▶ _WHAT YOU ARE ASKED TO DO_
Across all lines of the entries, tally those with the word "Segara" in them. The reply is the tally, by itself.

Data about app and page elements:
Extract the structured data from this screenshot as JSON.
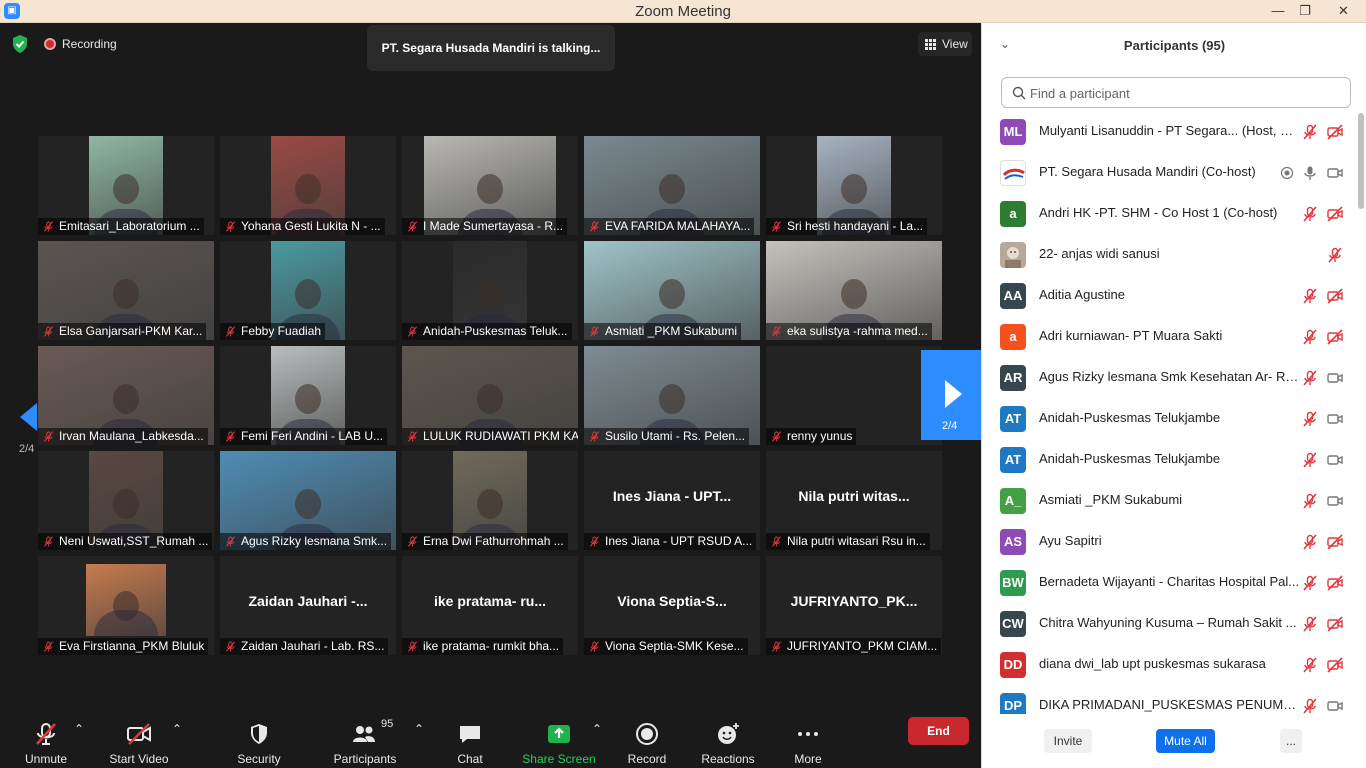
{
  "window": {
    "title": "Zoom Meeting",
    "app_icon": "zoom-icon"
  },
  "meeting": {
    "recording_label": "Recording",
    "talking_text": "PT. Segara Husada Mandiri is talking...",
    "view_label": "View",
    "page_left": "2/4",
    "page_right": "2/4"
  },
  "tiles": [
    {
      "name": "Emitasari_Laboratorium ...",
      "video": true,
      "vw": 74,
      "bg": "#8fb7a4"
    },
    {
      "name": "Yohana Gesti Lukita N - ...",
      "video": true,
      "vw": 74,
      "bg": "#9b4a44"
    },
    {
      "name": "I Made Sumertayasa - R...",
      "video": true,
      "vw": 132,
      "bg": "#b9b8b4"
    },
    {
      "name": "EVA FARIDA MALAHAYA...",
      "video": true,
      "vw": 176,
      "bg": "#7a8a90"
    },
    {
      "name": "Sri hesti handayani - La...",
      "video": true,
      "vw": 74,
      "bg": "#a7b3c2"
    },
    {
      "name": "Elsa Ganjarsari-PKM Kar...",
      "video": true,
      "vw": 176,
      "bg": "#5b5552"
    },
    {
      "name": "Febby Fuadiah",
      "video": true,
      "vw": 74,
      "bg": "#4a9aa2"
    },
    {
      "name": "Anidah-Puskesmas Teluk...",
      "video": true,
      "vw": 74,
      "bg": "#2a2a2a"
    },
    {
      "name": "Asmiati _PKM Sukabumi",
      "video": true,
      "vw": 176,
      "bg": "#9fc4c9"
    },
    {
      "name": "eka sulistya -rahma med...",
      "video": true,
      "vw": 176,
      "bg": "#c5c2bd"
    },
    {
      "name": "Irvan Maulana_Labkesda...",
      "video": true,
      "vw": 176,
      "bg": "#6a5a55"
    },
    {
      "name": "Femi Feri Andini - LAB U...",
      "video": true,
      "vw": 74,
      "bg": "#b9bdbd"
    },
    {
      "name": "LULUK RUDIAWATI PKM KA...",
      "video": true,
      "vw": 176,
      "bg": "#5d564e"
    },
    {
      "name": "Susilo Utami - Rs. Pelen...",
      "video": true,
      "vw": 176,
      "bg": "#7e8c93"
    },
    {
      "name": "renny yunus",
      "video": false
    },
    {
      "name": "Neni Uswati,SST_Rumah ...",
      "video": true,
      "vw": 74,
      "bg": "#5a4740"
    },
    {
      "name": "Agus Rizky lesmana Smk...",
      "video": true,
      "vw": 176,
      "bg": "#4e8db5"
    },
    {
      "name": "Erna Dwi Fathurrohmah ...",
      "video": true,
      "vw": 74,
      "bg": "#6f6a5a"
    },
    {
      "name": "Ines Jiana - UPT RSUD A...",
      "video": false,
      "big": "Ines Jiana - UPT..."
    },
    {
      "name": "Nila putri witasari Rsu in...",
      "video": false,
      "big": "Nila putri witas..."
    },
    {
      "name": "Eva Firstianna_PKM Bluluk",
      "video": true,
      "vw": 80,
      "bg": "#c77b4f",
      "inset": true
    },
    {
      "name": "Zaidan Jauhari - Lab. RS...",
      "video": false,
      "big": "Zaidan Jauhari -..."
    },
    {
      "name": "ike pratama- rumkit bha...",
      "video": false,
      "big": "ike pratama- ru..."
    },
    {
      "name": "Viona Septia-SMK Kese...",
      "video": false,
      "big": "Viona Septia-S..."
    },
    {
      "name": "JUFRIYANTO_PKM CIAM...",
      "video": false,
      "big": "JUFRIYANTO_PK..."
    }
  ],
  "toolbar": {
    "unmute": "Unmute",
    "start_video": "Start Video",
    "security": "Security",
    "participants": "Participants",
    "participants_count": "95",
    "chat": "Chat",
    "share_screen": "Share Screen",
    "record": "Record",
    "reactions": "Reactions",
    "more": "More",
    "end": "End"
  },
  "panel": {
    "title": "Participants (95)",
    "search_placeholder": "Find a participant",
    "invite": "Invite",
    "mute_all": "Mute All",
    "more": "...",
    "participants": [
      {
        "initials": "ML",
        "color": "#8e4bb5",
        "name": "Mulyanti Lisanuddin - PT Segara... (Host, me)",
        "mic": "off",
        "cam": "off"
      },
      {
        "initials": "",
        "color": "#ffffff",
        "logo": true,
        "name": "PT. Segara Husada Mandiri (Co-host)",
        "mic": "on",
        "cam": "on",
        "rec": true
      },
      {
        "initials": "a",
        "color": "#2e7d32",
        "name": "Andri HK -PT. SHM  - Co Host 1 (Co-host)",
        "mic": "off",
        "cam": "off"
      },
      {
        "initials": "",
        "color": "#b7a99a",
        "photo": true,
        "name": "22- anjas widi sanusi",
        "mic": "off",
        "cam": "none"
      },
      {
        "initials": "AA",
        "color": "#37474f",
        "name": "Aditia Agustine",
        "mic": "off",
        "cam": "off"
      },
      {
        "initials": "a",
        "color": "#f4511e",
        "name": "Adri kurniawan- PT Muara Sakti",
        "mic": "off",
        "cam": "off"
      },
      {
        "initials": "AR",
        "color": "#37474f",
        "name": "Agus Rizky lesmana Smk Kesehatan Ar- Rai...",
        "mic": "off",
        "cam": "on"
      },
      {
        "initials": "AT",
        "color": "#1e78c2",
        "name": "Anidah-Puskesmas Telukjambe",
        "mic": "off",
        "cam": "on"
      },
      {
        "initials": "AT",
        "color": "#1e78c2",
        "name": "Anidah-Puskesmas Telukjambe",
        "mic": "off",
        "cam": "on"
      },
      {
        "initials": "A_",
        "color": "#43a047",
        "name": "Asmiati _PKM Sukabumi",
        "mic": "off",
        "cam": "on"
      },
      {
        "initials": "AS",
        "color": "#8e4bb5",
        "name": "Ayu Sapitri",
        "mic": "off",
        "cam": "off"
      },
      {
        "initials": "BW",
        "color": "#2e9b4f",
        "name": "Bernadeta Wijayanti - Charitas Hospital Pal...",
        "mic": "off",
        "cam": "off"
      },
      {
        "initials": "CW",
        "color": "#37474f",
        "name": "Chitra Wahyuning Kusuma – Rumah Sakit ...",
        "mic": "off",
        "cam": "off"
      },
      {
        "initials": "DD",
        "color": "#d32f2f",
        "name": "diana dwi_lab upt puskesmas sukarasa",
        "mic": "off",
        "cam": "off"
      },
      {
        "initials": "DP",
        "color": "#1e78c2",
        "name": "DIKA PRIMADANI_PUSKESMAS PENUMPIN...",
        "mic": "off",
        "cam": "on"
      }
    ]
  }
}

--

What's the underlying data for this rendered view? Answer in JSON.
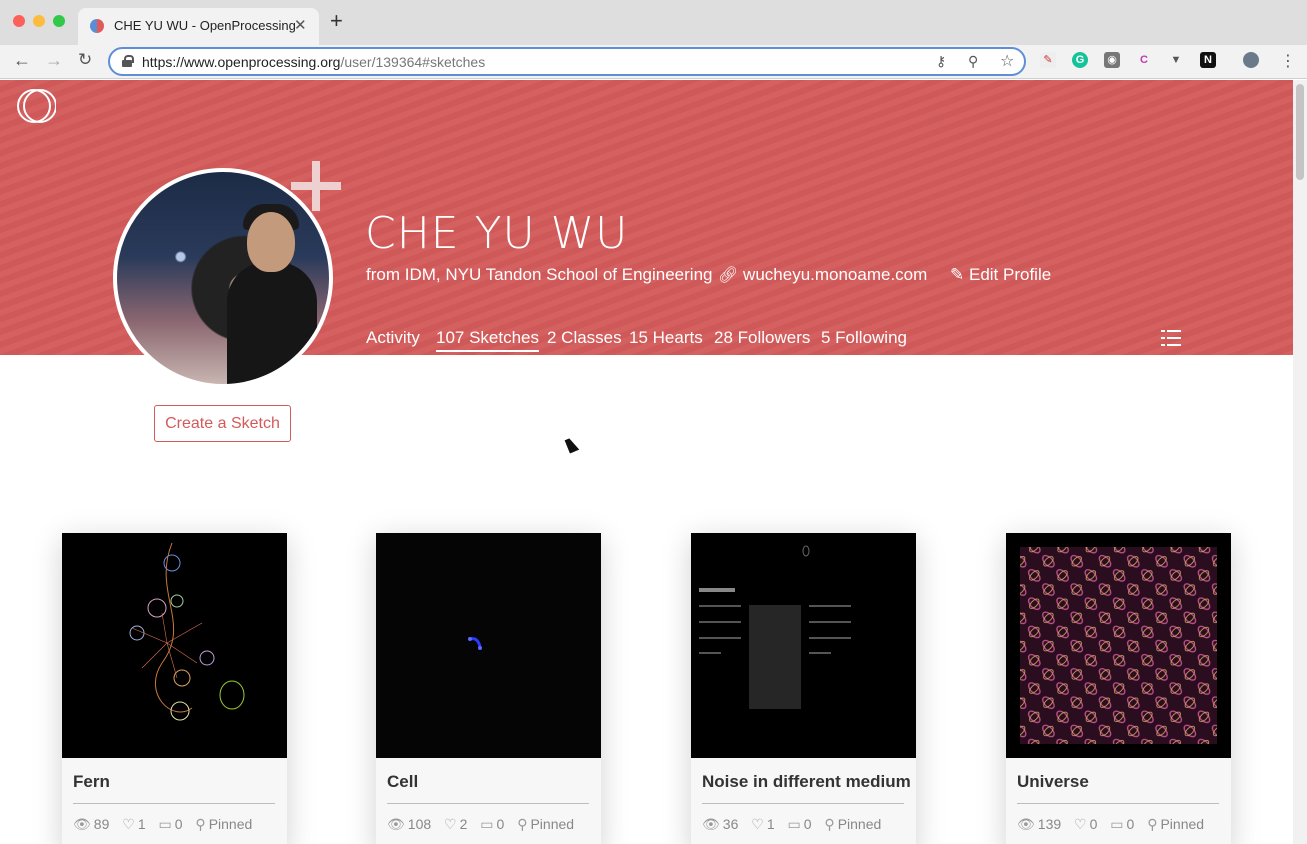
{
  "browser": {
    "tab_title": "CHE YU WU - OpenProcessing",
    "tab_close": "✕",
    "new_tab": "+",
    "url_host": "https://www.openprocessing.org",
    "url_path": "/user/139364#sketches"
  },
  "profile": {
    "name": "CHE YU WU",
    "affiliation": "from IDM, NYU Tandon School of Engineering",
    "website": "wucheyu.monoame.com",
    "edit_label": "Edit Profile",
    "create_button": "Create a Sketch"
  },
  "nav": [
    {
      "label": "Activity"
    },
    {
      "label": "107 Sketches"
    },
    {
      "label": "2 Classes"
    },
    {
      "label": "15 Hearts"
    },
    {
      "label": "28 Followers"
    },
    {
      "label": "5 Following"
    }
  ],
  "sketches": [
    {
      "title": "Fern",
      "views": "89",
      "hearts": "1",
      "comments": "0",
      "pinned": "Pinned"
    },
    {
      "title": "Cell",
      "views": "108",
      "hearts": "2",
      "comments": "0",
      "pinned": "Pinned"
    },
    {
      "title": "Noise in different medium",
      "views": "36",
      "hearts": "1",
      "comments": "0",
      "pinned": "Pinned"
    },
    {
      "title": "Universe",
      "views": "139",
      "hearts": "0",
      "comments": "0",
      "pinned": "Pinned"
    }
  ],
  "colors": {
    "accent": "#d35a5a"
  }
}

▶ _PROBLEM SOLUTION_
3